It's that time of year again when runners start to gear up for marathon season. Whether you are new to running, or a seasoned veteran, everyone is susceptible to injuries, especially in the knees.
We use our knees all the time but they somehow they stay strong. What weakens them is too much repetitive or high-impact activities over a long period of time, Dr. Armin Tehrany, board-certified orthopedic surgeon and founder of Manhattan Orthopedic Care. Track is one the worst sports for these joints.
One of the most common injuries, especially among avid runners, is the aptly named Runner’s knee. It is damage to the cartilage, a semi-hard and flexible tissue that covers the end of your bones, under the kneecap.
The stress on the joints from running for a long time can cause irritation where it rests on the bone. The pain gets worse if you’re running uphill or up and down stairs. There may even be some swelling.
Quads and hamstrings
Quads are usually stronger and in better shape. “A lot of people, especially men, don’t work on the hamstrings because these muscle are are in the back of the knee and guys don’t see them in the mirror,” he adds. Don’t neglect them.
See a specialist

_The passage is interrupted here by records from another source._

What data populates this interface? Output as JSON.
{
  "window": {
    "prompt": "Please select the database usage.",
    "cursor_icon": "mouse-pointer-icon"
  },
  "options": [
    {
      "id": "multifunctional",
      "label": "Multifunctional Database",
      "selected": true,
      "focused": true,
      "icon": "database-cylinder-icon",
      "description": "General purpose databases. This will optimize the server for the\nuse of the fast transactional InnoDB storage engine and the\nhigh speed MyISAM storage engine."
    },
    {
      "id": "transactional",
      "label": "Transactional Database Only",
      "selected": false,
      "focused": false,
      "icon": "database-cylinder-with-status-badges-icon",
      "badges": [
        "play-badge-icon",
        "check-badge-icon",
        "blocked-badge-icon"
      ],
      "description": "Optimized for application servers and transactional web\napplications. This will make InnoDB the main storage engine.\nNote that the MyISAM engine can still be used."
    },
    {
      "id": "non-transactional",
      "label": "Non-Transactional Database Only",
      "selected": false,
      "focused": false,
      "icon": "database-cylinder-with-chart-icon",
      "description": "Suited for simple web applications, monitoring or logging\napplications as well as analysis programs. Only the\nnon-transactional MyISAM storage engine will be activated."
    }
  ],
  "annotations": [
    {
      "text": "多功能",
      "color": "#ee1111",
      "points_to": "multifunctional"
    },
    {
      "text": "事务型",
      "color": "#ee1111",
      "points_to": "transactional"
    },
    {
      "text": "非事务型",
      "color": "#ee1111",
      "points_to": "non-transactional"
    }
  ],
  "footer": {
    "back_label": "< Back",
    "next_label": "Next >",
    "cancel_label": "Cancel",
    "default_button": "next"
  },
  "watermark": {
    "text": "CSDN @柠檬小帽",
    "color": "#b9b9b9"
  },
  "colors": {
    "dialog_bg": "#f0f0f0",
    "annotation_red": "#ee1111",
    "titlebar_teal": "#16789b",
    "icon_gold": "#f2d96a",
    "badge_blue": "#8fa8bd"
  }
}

The tissue gets too tight when people run too much. There are no common pre-injury symptoms runners can be aware of, Dr. Tehrany adds. They won’t feel the tension with their bare hands. “You don’t realize you have a problem until it causes a lot of pain.”
That’s why it’s important to go to a physical therapist to check if the muscles are tight. “Most avid runners do for checkups,” he adds.
Run on softer surfaces
“The softer, the better,” Dr. Tehrany says. Knees feel better on clay as opposed to asphalt because it offers more protection, he adds.
Swapping out the hard asphalt for softer ground can benefit your legs and knees very much; it’s easier on them. Reduce the amount of shock on your joints, muscles and bones and you won’t get tired very soon, which may be a sign your workouts are ineffective.
“People need to understand that if they are running, they need as much cushioning as possible,” Dr. Tehrany says. The safest sneakers are the ones with enough of it to make the running shoes softer on the inside.
Proper arch support is also key, Dr. Tehrany adds. It’s very individual and it has to be checked out by a sports medicine specialist who can make a specific recommendation, he adds.
“The older we get, the tighter we get,” Dr. Tehrany says. “Stretching exercises are a very good prevention method,” he adds. One of his favorite methods is using a foam roller. Use it to stretch out tight IT band and hamstrings.
Using a roller is extremely functional for runners as a means of increasing mobility, flexibility and reducing recovery time between training runs. Including a brief rolling session immediately after your run can reduce the build-up of lactic acid in your muscle fibers— meaning you can avoid being incredibly sore.
Another study showed that circuit training improved more running parameters than the more intense strength-training protocols. Specifically, members of the circuit training group saw gains in maximum running speed, speed at the ventilatory threshold (or the pace at which one starts to breathe heavily), and VO2 max.
“Every situation is different,” Dr Tehrany says. “Pain in the knee doesn’t have to be runners’ knee.”
Run on softer surfaces and cut back your running mileage. You have to reduce the workload. Don’t increase it more than a couple of miles a week as you get better.
The most popular methods are more conservatives, such as physical therapy, stretching, applying ice or heat, electrical stimulation, and ultrasound therapy, Dr. Tehrany adds.